MARKET WATCH: Prices hiked by funds rate reduction, ice storm

Energy prices rose Dec. 11 as the Federal Open Market Committee cut the benchmark federal funds rate by a quarter-point to 4.25% and an ice storm knocked out electrical power in Oklahoma.

Dec 12th, 2007

Sam Fletcher
Senior Writer

HOUSTON, Dec. 12 -- Energy prices rose Dec. 11 as the Federal Open Market Committee cut the benchmark federal funds rate by a quarter-point to 4.25% and an ice storm knocked out electrical power in Oklahoma, shutting in key crude pipelines at the Cushing oil hub.

Reduction of the Federal Reserve rate generally was anticipated by traders and economists. The FOMC also trimmed the discount rate by a quarter-point to 4.75%.
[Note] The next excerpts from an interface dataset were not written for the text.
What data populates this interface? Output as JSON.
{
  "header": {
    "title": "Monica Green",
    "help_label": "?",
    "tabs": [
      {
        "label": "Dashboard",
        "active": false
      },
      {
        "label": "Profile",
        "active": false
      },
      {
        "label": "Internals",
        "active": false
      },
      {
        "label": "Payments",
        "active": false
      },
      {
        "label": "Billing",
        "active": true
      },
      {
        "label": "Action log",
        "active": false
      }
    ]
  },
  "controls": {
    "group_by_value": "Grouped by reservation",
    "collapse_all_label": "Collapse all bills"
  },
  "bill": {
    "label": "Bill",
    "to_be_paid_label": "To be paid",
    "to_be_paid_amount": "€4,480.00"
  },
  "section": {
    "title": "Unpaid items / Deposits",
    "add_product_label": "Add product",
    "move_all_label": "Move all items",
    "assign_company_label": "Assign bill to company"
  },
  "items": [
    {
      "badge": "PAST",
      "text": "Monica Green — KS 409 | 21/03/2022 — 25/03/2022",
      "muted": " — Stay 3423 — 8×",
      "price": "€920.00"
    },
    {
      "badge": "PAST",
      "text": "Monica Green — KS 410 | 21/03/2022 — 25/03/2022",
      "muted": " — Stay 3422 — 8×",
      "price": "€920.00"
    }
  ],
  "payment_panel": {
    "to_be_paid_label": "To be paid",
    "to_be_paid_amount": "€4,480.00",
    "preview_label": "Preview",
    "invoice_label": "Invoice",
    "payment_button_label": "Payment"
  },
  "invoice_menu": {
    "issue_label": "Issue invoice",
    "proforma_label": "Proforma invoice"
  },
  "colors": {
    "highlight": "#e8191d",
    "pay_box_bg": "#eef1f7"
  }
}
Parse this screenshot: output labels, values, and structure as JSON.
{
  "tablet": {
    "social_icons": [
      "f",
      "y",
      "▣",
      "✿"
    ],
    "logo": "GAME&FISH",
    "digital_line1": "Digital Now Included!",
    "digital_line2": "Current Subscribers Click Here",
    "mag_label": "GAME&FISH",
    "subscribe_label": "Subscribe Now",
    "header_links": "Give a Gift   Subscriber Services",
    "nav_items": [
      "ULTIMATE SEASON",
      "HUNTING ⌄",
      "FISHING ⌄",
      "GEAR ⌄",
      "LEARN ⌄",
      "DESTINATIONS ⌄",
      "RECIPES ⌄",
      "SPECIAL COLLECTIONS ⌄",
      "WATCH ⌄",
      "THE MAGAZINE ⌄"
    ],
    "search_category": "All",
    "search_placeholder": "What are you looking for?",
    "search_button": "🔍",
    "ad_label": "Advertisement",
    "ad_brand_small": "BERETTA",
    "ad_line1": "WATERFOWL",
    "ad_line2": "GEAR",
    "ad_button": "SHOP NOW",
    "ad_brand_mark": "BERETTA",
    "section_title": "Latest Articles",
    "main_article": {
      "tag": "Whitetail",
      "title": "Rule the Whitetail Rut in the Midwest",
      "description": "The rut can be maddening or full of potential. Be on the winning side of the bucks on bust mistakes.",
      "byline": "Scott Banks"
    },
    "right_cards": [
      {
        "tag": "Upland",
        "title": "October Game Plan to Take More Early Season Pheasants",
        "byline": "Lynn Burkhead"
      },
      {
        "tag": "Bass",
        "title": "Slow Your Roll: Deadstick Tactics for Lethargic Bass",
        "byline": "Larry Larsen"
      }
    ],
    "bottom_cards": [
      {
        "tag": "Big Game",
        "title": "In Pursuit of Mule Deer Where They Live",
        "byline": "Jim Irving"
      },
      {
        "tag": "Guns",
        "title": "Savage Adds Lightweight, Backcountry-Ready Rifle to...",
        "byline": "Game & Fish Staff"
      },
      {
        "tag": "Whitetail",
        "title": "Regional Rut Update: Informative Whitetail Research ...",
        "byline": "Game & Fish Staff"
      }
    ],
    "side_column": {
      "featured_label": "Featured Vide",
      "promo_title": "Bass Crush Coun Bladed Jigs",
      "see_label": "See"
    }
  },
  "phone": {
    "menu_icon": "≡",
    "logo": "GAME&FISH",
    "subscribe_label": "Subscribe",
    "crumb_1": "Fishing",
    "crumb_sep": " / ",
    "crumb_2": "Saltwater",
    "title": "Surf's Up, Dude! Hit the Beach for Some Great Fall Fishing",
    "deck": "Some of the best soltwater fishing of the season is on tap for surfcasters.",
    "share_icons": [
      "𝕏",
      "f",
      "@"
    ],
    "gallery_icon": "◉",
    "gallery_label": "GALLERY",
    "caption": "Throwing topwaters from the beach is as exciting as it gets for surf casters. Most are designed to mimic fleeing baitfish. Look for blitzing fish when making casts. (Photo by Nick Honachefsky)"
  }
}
"Crude was up on news of four crude oil pipelines and a storage terminal shut-in at the nation's most important oil hub at Cushing, Okla., as a severe ice storm knocked out power, leaving much of the state without power," said analysts in the Houston office of Raymond James & Associates Inc. Enbridge Inc. shut in each of its 125,000 b/d Ozark and Spearhead pipelines from Cushing to Illinois and Magellan Midstream Partners LP closed its 115,000 b/d Osage pipeline from Cushing to Kansas (OGJ Online, Dec. 11, 2007).

"The Osage pipeline and one storage terminal was able to resume operations early yesterday afternoon and the Ozark and Spearhead pipelines are expected to be up today, leaving the Seaway pipeline as the only line remaining out of service," Raymond James analysts reported Dec. 12. Seaway Crude Pipeline Co. operates the main pipeline artery for transporting imported crude from the Texas Gulf Coast to Cushing, a delivery point for the New York Mercantile Exchange Crude.

Crude prices again were climbing in early trading Dec. 12 on NYMEX "due to the lingering Cushing issues and expectations that today's inventory data will show a decrease in crude inventories," said Raymond James analysts. Premarket natural gas futures prices also were up on expectations the Northeast will experience slightly lower temperatures and higher demand in the near term. "Even with warmer-than-normal weather forecasted in the next 2 weeks, we still expect to reduce the year-over-year storage surplus over the next month," they said.

Energy prices
The January contract for benchmark US light, sweet crudes traded as high as $90.55/bbl Dec. 11 on NYMEX before closing at $90.02/bbl, up $2.16 for the day. The February contract climbed $2.15 to $89.92/bbl. On the US spot market, West Texas Intermediate was up $2.16 to $90.03/bbl. Heating oil for January gained 4.56¢ to $2.52/gal on NYMEX. The January contract for reformulated blend stock for oxygenate blending (RBOB) increased by 4.13¢ to $2.29/gal.

The January natural gas contract picked up 5.3¢ to $7.09/MMbtu. On the US spot market, gas at Henry Hub, La., escalated 11.5¢, also to $7.09/MMbtu.

In London, the January IPE contract for North Sea Brent crude gained $1.95 to $89.99/bbl. The December gas oil contract, however, lost $3.75 to $784.75/tonne.

The average price for the Organization of Petroleum Exporting Countries' basket of 12 reference crudes increased by 45¢ to $84.64/bbl on Dec. 11.

Contact Sam Fletcher at samf@ogjonline.com.

More in General Interest